    Sunday 19 May 2013

    Britain is still a place for and says "Happy Birthday" to an old rocker and philanthropist called Pete Townshend

    Peter Dennis Blandford Townshend, who is known principally as the guitarist and songwriter for 'The Who' with a career which spans more than forty years, is 68 today.

    What you possibly didn't know about Pete, that he :

    * was born in Chiswick, London into a musical family, his father a professional saxophonist in 'The Sqaudronaires' (right) and mother a singer and was drawn to rock and roll as a boy and saw Elvis in 'Rock Around the Clock' repeatedly at the age of 11.

    * got his first guitar when he was 12 and was influenced by Link Ray, John Lee Hooker, Bo Diddley and Hank Marvin until he heard "heard rhythm & blues and it was all over."

    * said : " The first record I remember was 'Green Onions' by Booker T. I never listened that much to Muddy Waters or people like that. It was Steve Cropper (right) who really turned me on to aggressive guitar playing."

    * left school Acton County Grammar School at the age of 16 and enrolled at Ealing Art College with a view to becoming a graphic artist and at 17 with school fiend , John Entwistle formed 'The Confederates', a Dixieland duet and played banjo with John on horns.

    * moved on to 'The Detours', a skiffle/rock and roll band fronted by Roger Daltrey another former schoolmate and in 1964 renamed themselves 'The Who' and had drummer Keith Moon join them. 

    * wrote a series of successful singles for the band, including "I Can't Explain',
    at the age of 20 in 1965 and 'My Generation' : , 
    at 21 in 1966, 'Substitute' at 22
    in 1967 : 'I'm a Boy' : and 'Pictures of Lily' at 24 in 1969
    and 'Pinball Wizard' :
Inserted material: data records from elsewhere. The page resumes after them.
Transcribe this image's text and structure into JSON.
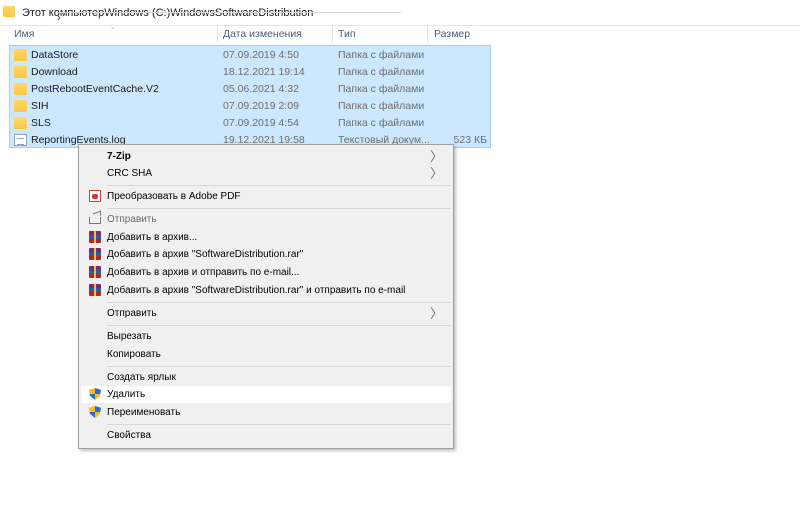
{
  "address_bar": {
    "crumbs": [
      "Этот компьютер",
      "Windows (C:)",
      "Windows",
      "SoftwareDistribution"
    ],
    "separator": "›"
  },
  "columns": {
    "name": "Имя",
    "date": "Дата изменения",
    "type": "Тип",
    "size": "Размер"
  },
  "files": [
    {
      "name": "DataStore",
      "date": "07.09.2019 4:50",
      "type": "Папка с файлами",
      "size": "",
      "icon": "folder-icon"
    },
    {
      "name": "Download",
      "date": "18.12.2021 19:14",
      "type": "Папка с файлами",
      "size": "",
      "icon": "folder-icon"
    },
    {
      "name": "PostRebootEventCache.V2",
      "date": "05.06.2021 4:32",
      "type": "Папка с файлами",
      "size": "",
      "icon": "folder-icon"
    },
    {
      "name": "SIH",
      "date": "07.09.2019 2:09",
      "type": "Папка с файлами",
      "size": "",
      "icon": "folder-icon"
    },
    {
      "name": "SLS",
      "date": "07.09.2019 4:54",
      "type": "Папка с файлами",
      "size": "",
      "icon": "folder-icon"
    },
    {
      "name": "ReportingEvents.log",
      "date": "19.12.2021 19:58",
      "type": "Текстовый докум...",
      "size": "523 КБ",
      "icon": "text-document-icon"
    }
  ],
  "context_menu": {
    "items": [
      {
        "label": "7-Zip",
        "submenu": true
      },
      {
        "label": "CRC SHA",
        "submenu": true
      },
      {
        "label": "Преобразовать в Adobe PDF",
        "icon": "adobe-pdf-icon"
      },
      {
        "label": "Отправить",
        "icon": "share-icon",
        "disabled": true
      },
      {
        "label": "Добавить в архив...",
        "icon": "winrar-icon"
      },
      {
        "label": "Добавить в архив \"SoftwareDistribution.rar\"",
        "icon": "winrar-icon"
      },
      {
        "label": "Добавить в архив и отправить по e-mail...",
        "icon": "winrar-icon"
      },
      {
        "label": "Добавить в архив \"SoftwareDistribution.rar\" и отправить по e-mail",
        "icon": "winrar-icon"
      },
      {
        "label": "Отправить",
        "submenu": true
      },
      {
        "label": "Вырезать"
      },
      {
        "label": "Копировать"
      },
      {
        "label": "Создать ярлык"
      },
      {
        "label": "Удалить",
        "icon": "uac-shield-icon",
        "hovered": true
      },
      {
        "label": "Переименовать",
        "icon": "uac-shield-icon"
      },
      {
        "label": "Свойства"
      }
    ],
    "submenu_arrow": "〉"
  },
  "colors": {
    "selection_bg": "#cce8ff",
    "selection_border": "#99d1ff",
    "menu_bg": "#f0f0f0",
    "folder": "#f8c845"
  }
}
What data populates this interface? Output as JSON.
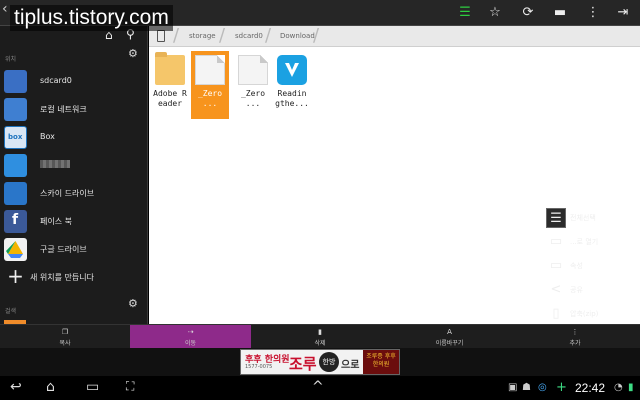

    * became known for his eccentric stage style during the band's early days, often interrupting concerts with lengthy introductions of songs and with a signature move in which he would swing his right arm against the guitar strings in a style reminiscent of the vanes of a windmill and became one of the first musicians known for smashing guitars on stage and would repeatedly throw them into his amplifiers and speaker cabinets.

    In the intervening 40 years :

    * created the rock operas 'Tommy' and Quadropenia' and saw 'The Who' continue to thrive, despite the drug related deaths of Keith in 1978 and John in 2002.

    * suffers from partial deafness and tinnitus believed to be the result of extensive exposure to loud music including the concert at the Charlton Athletic Football Club,London, in 1976 listed as the 'Loudest Concert Ever' where the volume level was measured at 126 decibels 32 metres from the stage.

    * has been involved with various charities and other philanthropic efforts both as a solo artist and with 'The Who and organised his 1974 benefit show to raise funds for the 'Camden Square Community Play Center.'

    * had donated money through his services to :
    - drug rehabiltation programmes

    - children with autism and mental retardation through the 'Music Therapy Foundation'
    - the Californian 'Bridge School Benefit' for children with severe speech and physical impairments
    - the Chicago 'Maryville Academy Children's Charity'
     - the British Teenage Cancer Trust
    - Amnesty International

    * in 2011 launched with Roger 'The Daltrey/Townshend Teen and Young Adult Cancer Program' at the Ronald Reagan UCLA Medical Centre in Los Angeles to be funded by The Who's charity, 'The Who Cares Trust'.